Oulipo isn’t likely to become a household word anytime soon, because its literary hijinks sometimes prove so convoluted as to be virtually unreadable. Mathews’s own invention, the
bananagram, for instance, is an anagrammatic reordering of letters with one restriction: no actual words can be used. When Mathews describes his mission, in a characteristically Oulipian aphorism, “You put on chains to be free,” it’s hard not to think of this as merely a masochistic enterprise, or fancy gimmickry masquerading as serious writing. (“It’s a great way to beat writer’s block,” he admits.) The Compendium shares some of those limitations. It’s less like an encyclopedia than a chaotic Joseph Cornell box, stuffed with various bric-a-brac.

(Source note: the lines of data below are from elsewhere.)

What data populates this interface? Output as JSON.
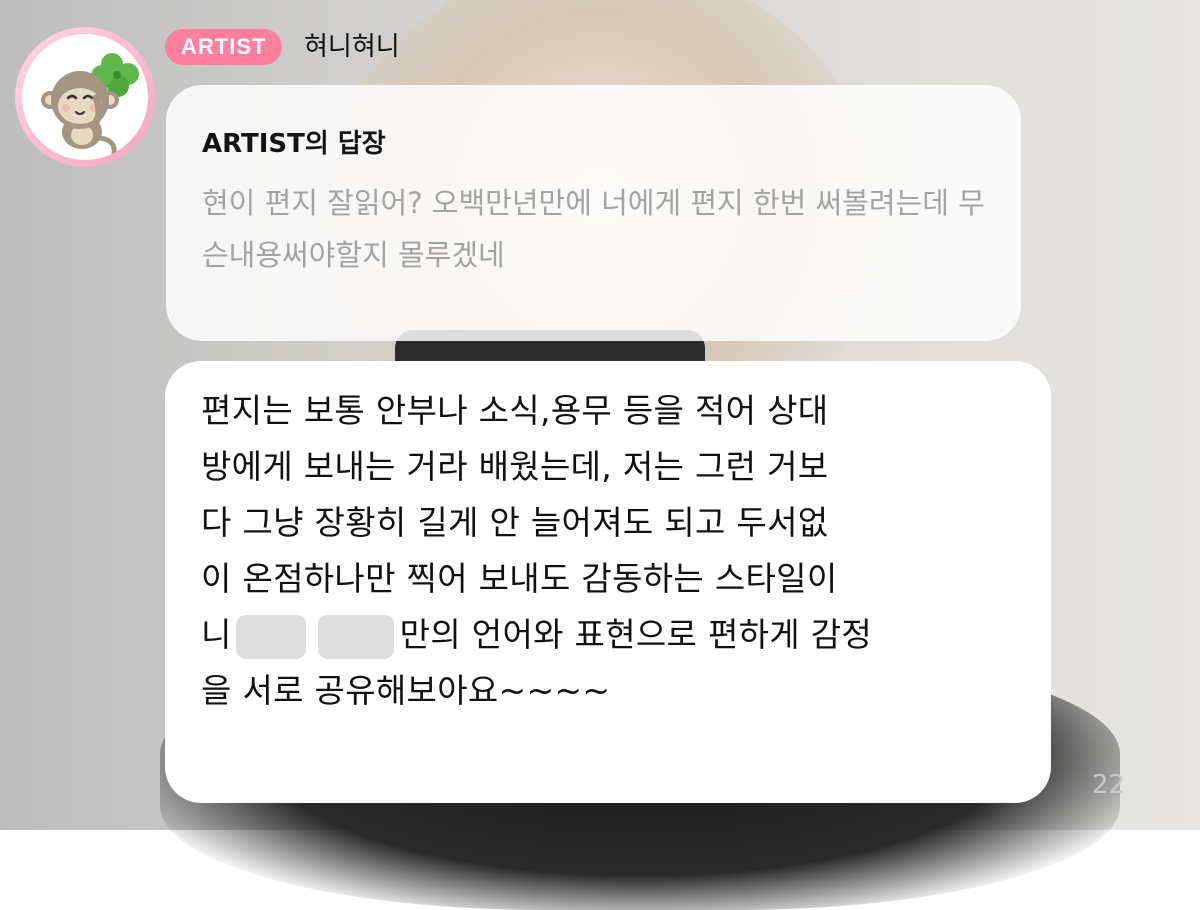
{
  "user": {
    "badge": "ARTIST",
    "name": "혀니혀니",
    "avatar_icon": "monkey-clover-icon"
  },
  "reply": {
    "title": "ARTIST의 답장",
    "text": "현이 편지 잘읽어? 오백만년만에 너에게 편지 한번 써볼려는데 무슨내용써야할지 몰루겠네"
  },
  "message": {
    "lines": [
      "편지는 보통 안부나 소식,용무 등을 적어 상대",
      "방에게 보내는 거라 배웠는데, 저는 그런 거보",
      "다 그냥 장황히 길게 안 늘어져도 되고 두서없",
      "이 온점하나만 찍어 보내도 감동하는 스타일이",
      "만의 언어와 표현으로 편하게 감정",
      "을 서로 공유해보아요~~~~"
    ],
    "line5_prefix": "니"
  },
  "timestamp": "22",
  "colors": {
    "badge": "#ff7f9f",
    "avatar_ring": "#f6a4c0"
  }
}
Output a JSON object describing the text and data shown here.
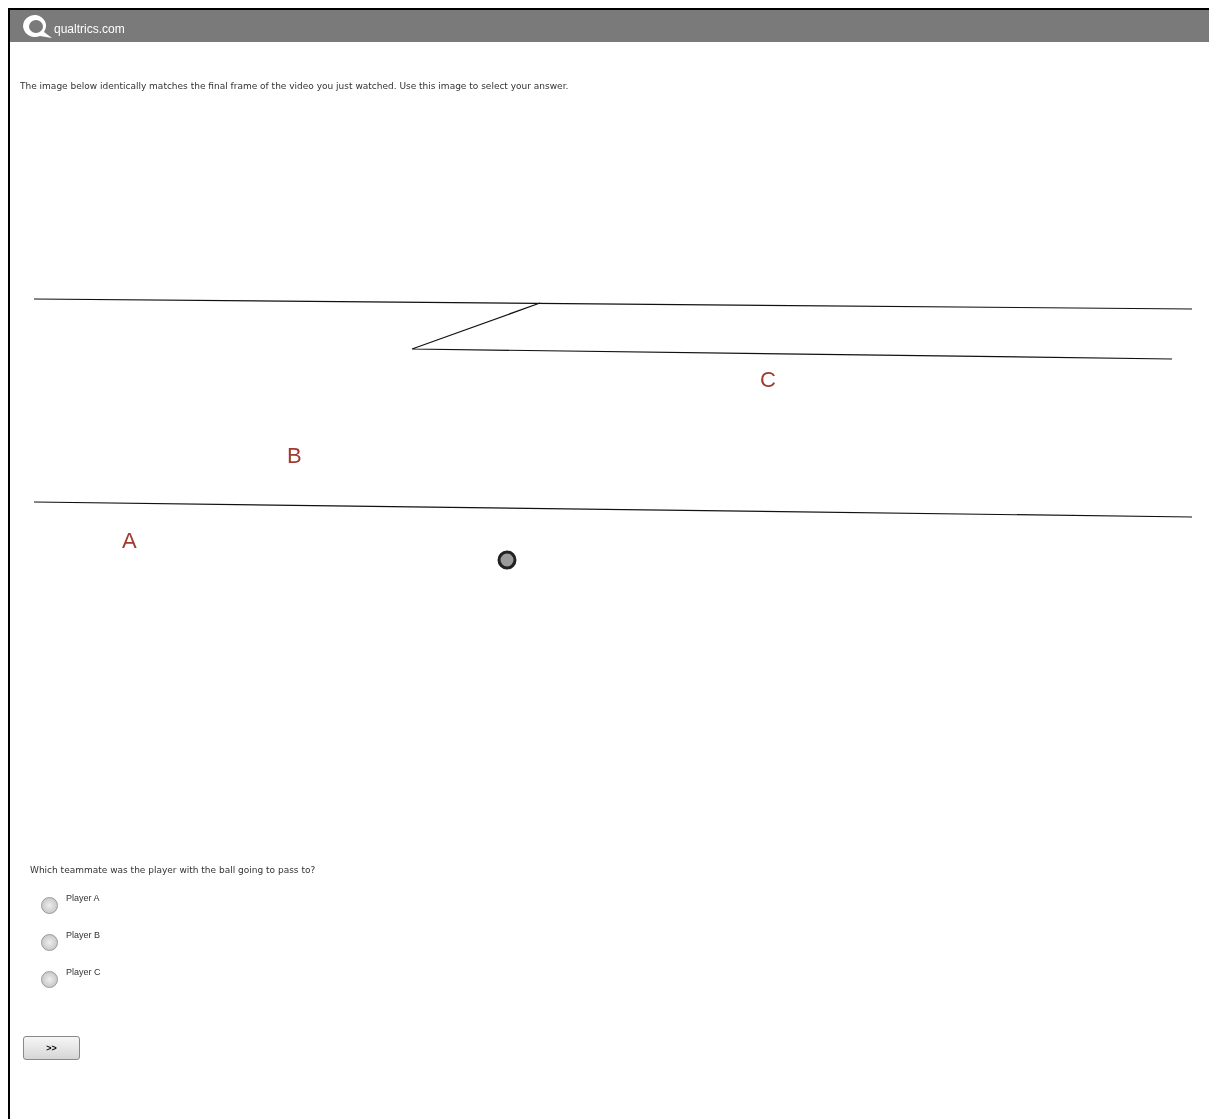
{
  "header": {
    "logo_text": "qualtrics.com"
  },
  "intro": "The image below identically matches the final frame of the video you just watched. Use this image to select your answer.",
  "diagram": {
    "labels": [
      "C",
      "B",
      "A"
    ]
  },
  "question": "Which teammate was the player with the ball going to pass to?",
  "options": [
    {
      "label": "Player A",
      "selected": false
    },
    {
      "label": "Player B",
      "selected": false
    },
    {
      "label": "Player C",
      "selected": false
    }
  ],
  "next_button": ">>"
}
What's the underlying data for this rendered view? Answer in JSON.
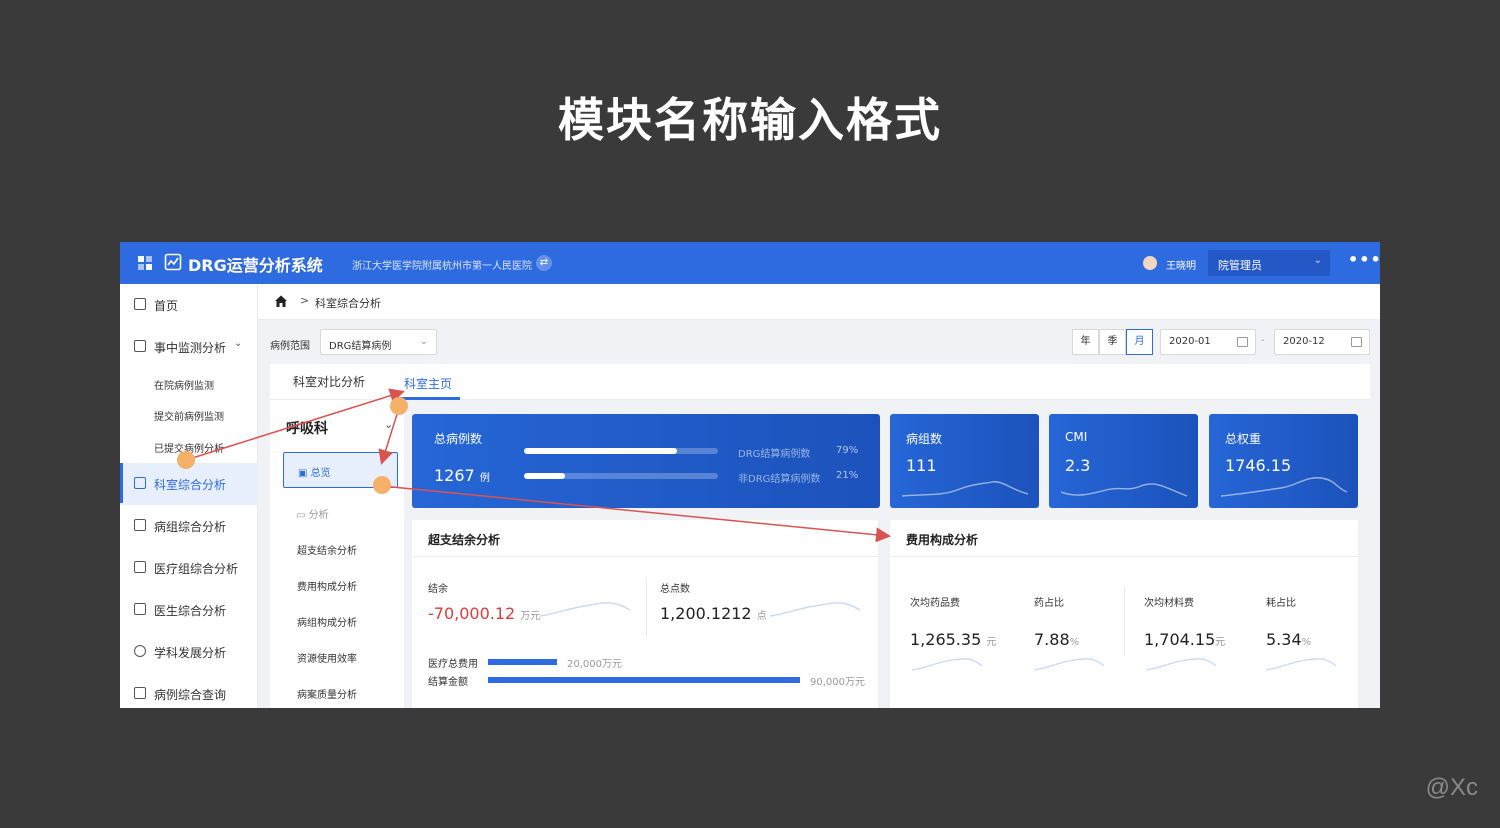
{
  "slide": {
    "title": "模块名称输入格式",
    "watermark": "@Xc"
  },
  "header": {
    "app_name": "DRG运营分析系统",
    "hospital": "浙江大学医学院附属杭州市第一人民医院",
    "user_name": "王晓明",
    "role": "院管理员",
    "more": "•••"
  },
  "sidebar": {
    "items": [
      {
        "label": "首页"
      },
      {
        "label": "事中监测分析"
      },
      {
        "label": "科室综合分析"
      },
      {
        "label": "病组综合分析"
      },
      {
        "label": "医疗组综合分析"
      },
      {
        "label": "医生综合分析"
      },
      {
        "label": "学科发展分析"
      },
      {
        "label": "病例综合查询"
      }
    ],
    "subitems": [
      {
        "label": "在院病例监测"
      },
      {
        "label": "提交前病例监测"
      },
      {
        "label": "已提交病例分析"
      }
    ]
  },
  "breadcrumb": {
    "sep": ">",
    "current": "科室综合分析"
  },
  "filters": {
    "scope_label": "病例范围",
    "scope_value": "DRG结算病例",
    "periods": [
      "年",
      "季",
      "月"
    ],
    "active_period": "月",
    "date_start": "2020-01",
    "date_dash": "-",
    "date_end": "2020-12"
  },
  "tabs": [
    {
      "label": "科室对比分析"
    },
    {
      "label": "科室主页"
    }
  ],
  "active_tab": "科室主页",
  "left_panel": {
    "department": "呼吸科",
    "overview": "总览",
    "analysis": "分析",
    "links": [
      "超支结余分析",
      "费用构成分析",
      "病组构成分析",
      "资源使用效率",
      "病案质量分析"
    ]
  },
  "kpi_main": {
    "title": "总病例数",
    "value": "1267",
    "unit": "例",
    "bars": [
      {
        "label": "DRG结算病例数",
        "pct": "79%",
        "fraction": 0.79
      },
      {
        "label": "非DRG结算病例数",
        "pct": "21%",
        "fraction": 0.21
      }
    ]
  },
  "kpi_cards": [
    {
      "title": "病组数",
      "value": "111"
    },
    {
      "title": "CMI",
      "value": "2.3"
    },
    {
      "title": "总权重",
      "value": "1746.15"
    }
  ],
  "overrun_card": {
    "title": "超支结余分析",
    "balance_label": "结余",
    "balance_value": "-70,000.12",
    "balance_unit": "万元",
    "points_label": "总点数",
    "points_value": "1,200.1212",
    "points_unit": "点",
    "bars": [
      {
        "label": "医疗总费用",
        "value": "20,000万元",
        "amount": 20000
      },
      {
        "label": "结算金额",
        "value": "90,000万元",
        "amount": 90000
      }
    ]
  },
  "cost_card": {
    "title": "费用构成分析",
    "metrics": [
      {
        "label": "次均药品费",
        "value": "1,265.35",
        "unit": "元"
      },
      {
        "label": "药占比",
        "value": "7.88",
        "unit": "%"
      },
      {
        "label": "次均材料费",
        "value": "1,704.15",
        "unit": "元"
      },
      {
        "label": "耗占比",
        "value": "5.34",
        "unit": "%"
      }
    ]
  },
  "colors": {
    "primary": "#2f6be0",
    "kpi": "#2666d6",
    "negative": "#e23b3b",
    "annotation": "#d9534f",
    "marker": "#f5b06a"
  }
}
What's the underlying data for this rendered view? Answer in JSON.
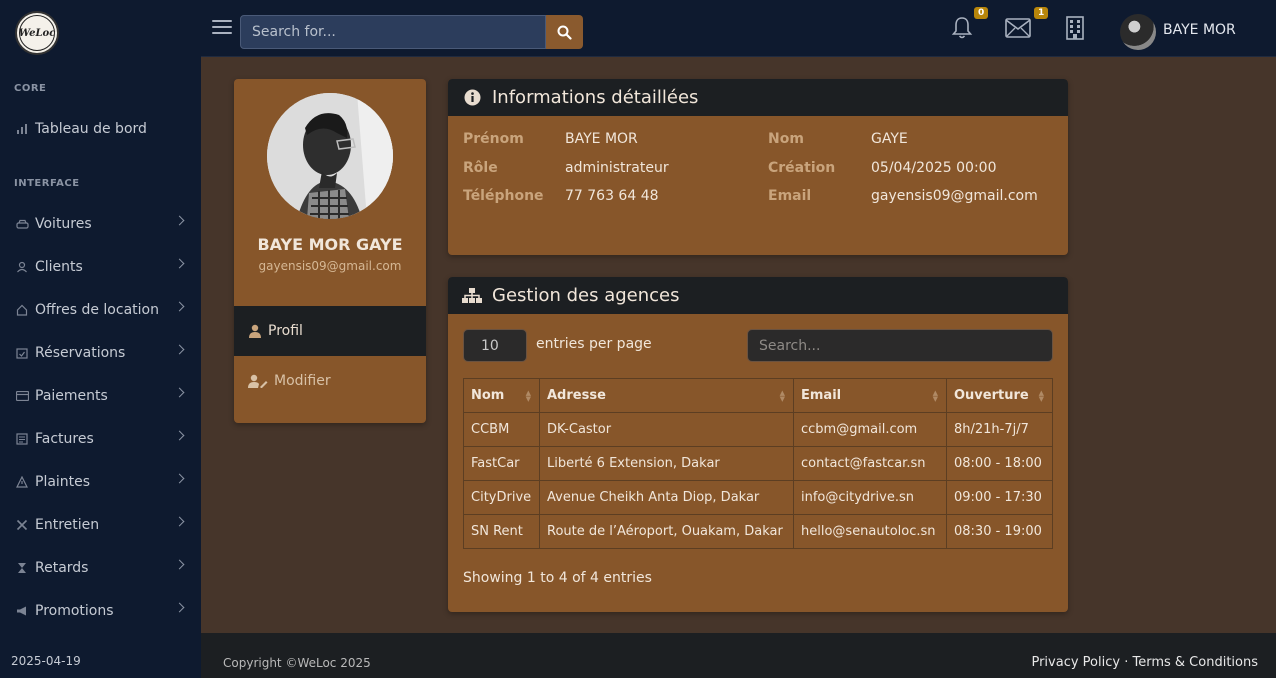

Its pages teem with different typefaces, grainy photos and maddening cross-references. The reader is not encouraged to read front to back or left to right, but to plunge into the Oulipian labyrinth and ferret one’s way through its illogical logic. The book is nevertheless an invaluable guide to Oulipian trivia, procedures, and personalities— even those of the group’s hapless literary forebears, like Lewis Carroll, who are dubbed “anticipatory plagiarists.”
Long known for its feats of obfuscation and camouflage, Oulipo has finally emerged from the shadows of the Rive Gauche, with Mathews serving as its high-spirited evangelist. Asked what he hopes publication of the Compendium will accomplish, Mathews declares with deadpan immodesty: “To transform the way language and writing is perceived in the Anglo-Saxon world. How’s that for a lofty ambition?”
Harry Mathews will read with Olivier Cadiot on November 11 at 8 p.m. at Poetry Project, St. Mark’s Church, Second Avenue and 10th Street; on November 12 at 8:15 p.m. at Maison Française, 16 Washington Mews; and with Andrew Levy and Ruth Danon on November 17 at 6:30 p.m. at NYU’s Ireland House, 1 Washington Mews. Coinciding with Mathews’s readings is an exhibit at the MOMA Library marking the 50th anniversary of Oulipo’s parent group, the Collège de ‘Pataphysique, which runs until November 17.